Prime Minister John Key says he has no objection to an Electoral Commission proposal to allow Maori voters to switch between the Maori roll and the general roll between elections, rather than only at the five-yearly Maori Electoral Option.
The Electoral Commission made the recommendation in its report on the general election, saying one of the main complaints from Maori voters was that they could not switch rolls other than during the five-yearly electoral option, the last of which was in 2006. It proposed allowing Maori voters to switch once in each three year electoral cycle instead.
Although National has advocated scrapping the Maori seats, Mr Key said he would not have a problem with allowing voters to switch more easily.
"In broad principle I've never been that worried whether someone's on the Maori roll or the general roll, it's just personal choice."

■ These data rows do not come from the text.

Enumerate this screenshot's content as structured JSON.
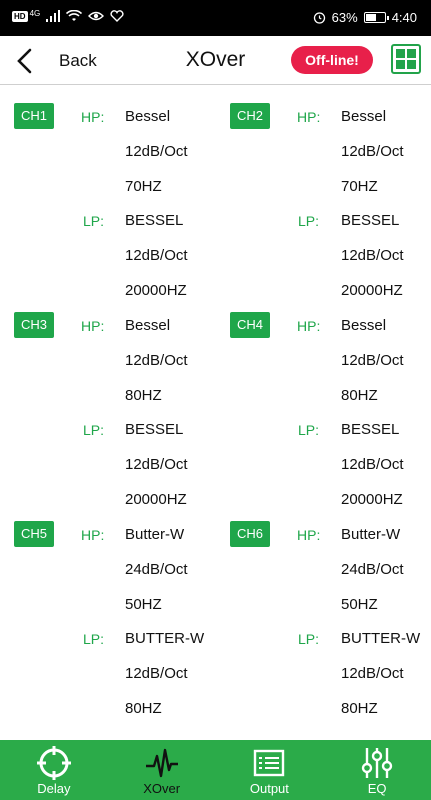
{
  "status_bar": {
    "network_badge": "HD",
    "signal_label": "4G",
    "battery_percent": "63%",
    "battery_level": 0.63,
    "time": "4:40"
  },
  "header": {
    "back_label": "Back",
    "title": "XOver",
    "offline_label": "Off-line!"
  },
  "labels": {
    "hp": "HP:",
    "lp": "LP:"
  },
  "channels": [
    {
      "id": "CH1",
      "hp": {
        "type": "Bessel",
        "slope": "12dB/Oct",
        "freq": "70HZ"
      },
      "lp": {
        "type": "BESSEL",
        "slope": "12dB/Oct",
        "freq": "20000HZ"
      }
    },
    {
      "id": "CH2",
      "hp": {
        "type": "Bessel",
        "slope": "12dB/Oct",
        "freq": "70HZ"
      },
      "lp": {
        "type": "BESSEL",
        "slope": "12dB/Oct",
        "freq": "20000HZ"
      }
    },
    {
      "id": "CH3",
      "hp": {
        "type": "Bessel",
        "slope": "12dB/Oct",
        "freq": "80HZ"
      },
      "lp": {
        "type": "BESSEL",
        "slope": "12dB/Oct",
        "freq": "20000HZ"
      }
    },
    {
      "id": "CH4",
      "hp": {
        "type": "Bessel",
        "slope": "12dB/Oct",
        "freq": "80HZ"
      },
      "lp": {
        "type": "BESSEL",
        "slope": "12dB/Oct",
        "freq": "20000HZ"
      }
    },
    {
      "id": "CH5",
      "hp": {
        "type": "Butter-W",
        "slope": "24dB/Oct",
        "freq": "50HZ"
      },
      "lp": {
        "type": "BUTTER-W",
        "slope": "12dB/Oct",
        "freq": "80HZ"
      }
    },
    {
      "id": "CH6",
      "hp": {
        "type": "Butter-W",
        "slope": "24dB/Oct",
        "freq": "50HZ"
      },
      "lp": {
        "type": "BUTTER-W",
        "slope": "12dB/Oct",
        "freq": "80HZ"
      }
    }
  ],
  "bottom_nav": [
    {
      "label": "Delay",
      "icon": "target-icon",
      "active": false
    },
    {
      "label": "XOver",
      "icon": "waveform-icon",
      "active": true
    },
    {
      "label": "Output",
      "icon": "list-icon",
      "active": false
    },
    {
      "label": "EQ",
      "icon": "sliders-icon",
      "active": false
    }
  ],
  "colors": {
    "accent": "#1fa64a",
    "nav_bg": "#2bab49",
    "offline": "#e8204a"
  }
}
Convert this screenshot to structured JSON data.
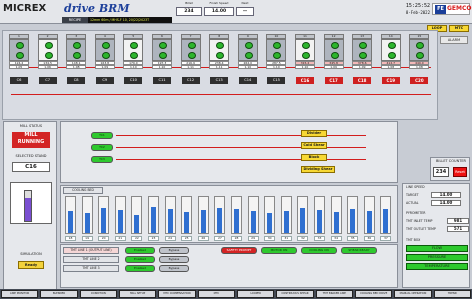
{
  "header": {
    "logo_main": "MICREX",
    "logo_sub": "drive BRM",
    "recipe_label": "RECIPE",
    "recipe_value": "12mm 60m / MHS-F 10, 20/22/2023T",
    "fields": [
      {
        "label": "Billet",
        "value": "234"
      },
      {
        "label": "Finish Speed",
        "value": "14.00"
      },
      {
        "label": "Next",
        "value": "—"
      }
    ],
    "time": "15:25:52",
    "date": "8-Feb-2022",
    "brand_short": "FE",
    "brand": "GEMCO",
    "alarm_label": "ALARM",
    "loop_button": "LOOP",
    "mtc_button": "MTC"
  },
  "mill": {
    "stand_labels": [
      "C6",
      "C7",
      "C8",
      "C9",
      "C10",
      "C11",
      "C12",
      "C13",
      "C14",
      "C15",
      "C16",
      "C17",
      "C18",
      "C19",
      "C20"
    ],
    "stand_nums": [
      "1",
      "2",
      "3",
      "4",
      "5",
      "6",
      "7",
      "8",
      "9",
      "10",
      "11",
      "12",
      "13",
      "14",
      "15"
    ],
    "stand_values": [
      "124.2",
      "134.5",
      "148.1",
      "163.8",
      "179.0",
      "197.3",
      "216.9",
      "238.4",
      "262.0",
      "287.5",
      "315.2",
      "345.8",
      "378.6",
      "412.7",
      "449.0"
    ],
    "stand_values2": [
      "1.05",
      "1.06",
      "1.08",
      "1.09",
      "1.10",
      "1.10",
      "1.11",
      "1.11",
      "1.10",
      "1.10",
      "1.10",
      "1.09",
      "1.09",
      "1.08",
      "1.08"
    ],
    "red_tags": [
      "C16",
      "C17",
      "C18",
      "C19",
      "C20"
    ],
    "mill_status_label": "MILL STATUS",
    "mill_status_value": "MILL RUNNING",
    "selected_label": "SELECTED STAND",
    "selected_value": "C16",
    "gauge_level": 0.78,
    "simulation_label": "SIMULATION",
    "ready_label": "Ready",
    "conveyor_labels": [
      "TC1",
      "TC2",
      "TC3"
    ],
    "divider_labels": [
      "Divider",
      "Cold Shear",
      "Block",
      "Dividing Shear"
    ]
  },
  "center_panel": {
    "cooling_label": "COOLING BED",
    "bar_levels": [
      0.6,
      0.55,
      0.7,
      0.65,
      0.5,
      0.72,
      0.68,
      0.58,
      0.63,
      0.7,
      0.66,
      0.6,
      0.55,
      0.62,
      0.7,
      0.64,
      0.59,
      0.67,
      0.61,
      0.66
    ],
    "speed_values": [
      "18",
      "19",
      "20",
      "21",
      "22",
      "23",
      "24",
      "25",
      "26",
      "27",
      "28",
      "29",
      "30",
      "31",
      "32",
      "33",
      "34",
      "35",
      "36",
      "37"
    ],
    "tmt_lines": [
      "TMT LINE 1 (OUTPUT LINE)",
      "TMT LINE 2",
      "TMT LINE 3"
    ],
    "pills": [
      "Enabled",
      "Enabled",
      "Enabled",
      "Bypass",
      "Bypass",
      "Bypass"
    ],
    "status_flags": [
      "SAFETY PROMPT",
      "MOTOR ON",
      "COOLING ON",
      "SHEAR READY"
    ]
  },
  "right": {
    "billet_counter_label": "BILLET COUNTER",
    "billet_counter_value": "234",
    "billet_counter_reset": "Reset",
    "line_speed_label": "LINE SPEED",
    "target_label": "TARGET",
    "target_value": "14.00",
    "actual_label": "ACTUAL",
    "actual_value": "14.00",
    "pyrometer_label": "PYROMETER",
    "tmt_inlet_label": "TMT INLET TEMP",
    "tmt_inlet_value": "981",
    "tmt_outlet_label": "TMT OUTLET TEMP",
    "tmt_outlet_value": "571",
    "tmt_box_label": "TMT BOX",
    "tmt_box_items": [
      "FLOW",
      "PRESSURE",
      "TEMPERATURE"
    ]
  },
  "footer_buttons": [
    "LINE MONITOR",
    "BLENDER",
    "CONDITION",
    "MILL SETUP",
    "MTC COMPENSATION",
    "MTC",
    "LOOPER",
    "CONTINUOUS SHEAR",
    "TMT BRAKER LINE",
    "COOLING BED DRIVE",
    "MANUAL OPERATION",
    "TREND"
  ],
  "colors": {
    "running": "#d32424",
    "ok": "#2ec92e",
    "accent": "#f7d834",
    "brand": "#1b3f99"
  }
}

A Maori Party spokesman said it would welcome the change.
"We are very concerned at the falling turn-out to elections, and we welcome the Commission's bold proposal to have a Maori option once each electoral cycle, instead of with each census.

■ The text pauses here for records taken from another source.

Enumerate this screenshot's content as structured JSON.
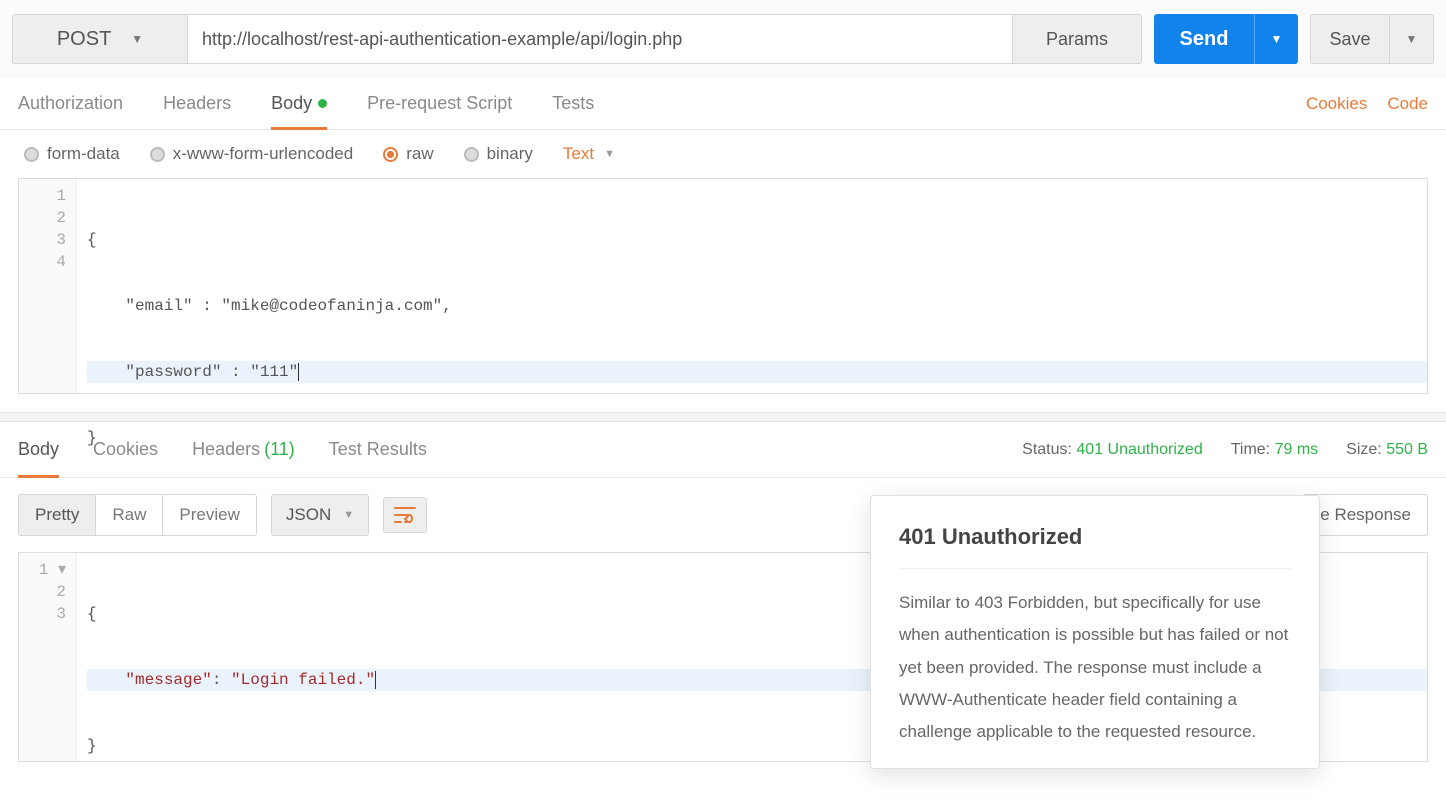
{
  "request": {
    "method": "POST",
    "url": "http://localhost/rest-api-authentication-example/api/login.php",
    "params_btn": "Params",
    "send_btn": "Send",
    "save_btn": "Save"
  },
  "req_tabs": {
    "authorization": "Authorization",
    "headers": "Headers",
    "body": "Body",
    "prerequest": "Pre-request Script",
    "tests": "Tests"
  },
  "links": {
    "cookies": "Cookies",
    "code": "Code"
  },
  "body_types": {
    "formdata": "form-data",
    "urlencoded": "x-www-form-urlencoded",
    "raw": "raw",
    "binary": "binary",
    "lang": "Text"
  },
  "request_body": {
    "l1": "{",
    "l2": "    \"email\" : \"mike@codeofaninja.com\",",
    "l3": "    \"password\" : \"111\"",
    "l4": "}"
  },
  "resp_tabs": {
    "body": "Body",
    "cookies": "Cookies",
    "headers": "Headers",
    "headers_count": "(11)",
    "tests": "Test Results"
  },
  "resp_meta": {
    "status_lbl": "Status:",
    "status_val": "401 Unauthorized",
    "time_lbl": "Time:",
    "time_val": "79 ms",
    "size_lbl": "Size:",
    "size_val": "550 B"
  },
  "resp_controls": {
    "pretty": "Pretty",
    "raw": "Raw",
    "preview": "Preview",
    "format": "JSON",
    "save_response": "e Response"
  },
  "response_body": {
    "l1": "{",
    "l2_a": "    \"message\"",
    "l2_b": ": ",
    "l2_c": "\"Login failed.\"",
    "l3": "}"
  },
  "tooltip": {
    "title": "401 Unauthorized",
    "text": "Similar to 403 Forbidden, but specifically for use when authentication is possible but has failed or not yet been provided. The response must include a WWW-Authenticate header field containing a challenge applicable to the requested resource."
  }
}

We have called for this in the past."
However, electoral law specialist Graeme Edgler said in his submission on the report it would give one group of people a greater opportunity to influence an election than other voters.
"Allowing someone to switch between the two rolls at any stage during the electoral cycle would permit someone to change electorates with the intention of influencing the result: for example, to vote in a by-election, or because the polls suggest that the general or Maori electorate they may be in will have greater influence over the result."
He said the proposal would also undermine the rationale for the Maori seats to ensure Maori representation in Parliament and allow Maori to vote collectively.
"If it is adopted, a choice to be represented through the Maori roll will be much more able to be exercised for transient tactical reasons ..."
The Electoral Commission report will be considered by the Justice and Electoral Select Committee before the Government has to consider any recommendations that committee makes. Another recommendation was for refusing to file a return to be made a corrupt practice, carrying heavy fines and a possible prison sentence. Currently failing to file a return carried a minimal fine compared to filing a false return which was a corrupt practice. It meant candidates could choose to cop the fine rather than reveal something they did not want known in their return.
The commission also proposed future referenda be done by postal ballot rather than with a general election.
It said the election had cost $37.121 million, of which $8.507 million was for the referendum, up from $28.66 million for the 2008 election.
Other recommendations included allowing scrutineers into advance voting booths in future because of the increase in numbers of those voting ahead of election day. However, the party rosettes those scrutineers are allowed to wear could be on the way out. The commission said the rosettes were the subject of most election day complaints by voters. The law prohibited any election advertising on election day, but there was an exemption for scrutineer rosettes. It recommended removing that exemption as well as one allowing ribbons in party colours on cars.
* Allow Maori to swap between Maori roll and general roll once every election cycle.
* Make a refusal to file a return a "corrupt practice".
* Hold referenda by postal ballot rather than with a general election.
* Review regulation of electioneering on social media.
* Prohibit party scrutineers wearing party rosettes at polling stations.
* Prohibit ribbons or streamers in a party's colours on cars on election day.
* Allow party scrutineers in advance voting places.
* Prohibit election advertising within 100m of an advance voting place.
* Review law to ensure it provides for interruption of polling by an emergency, such as earthquake.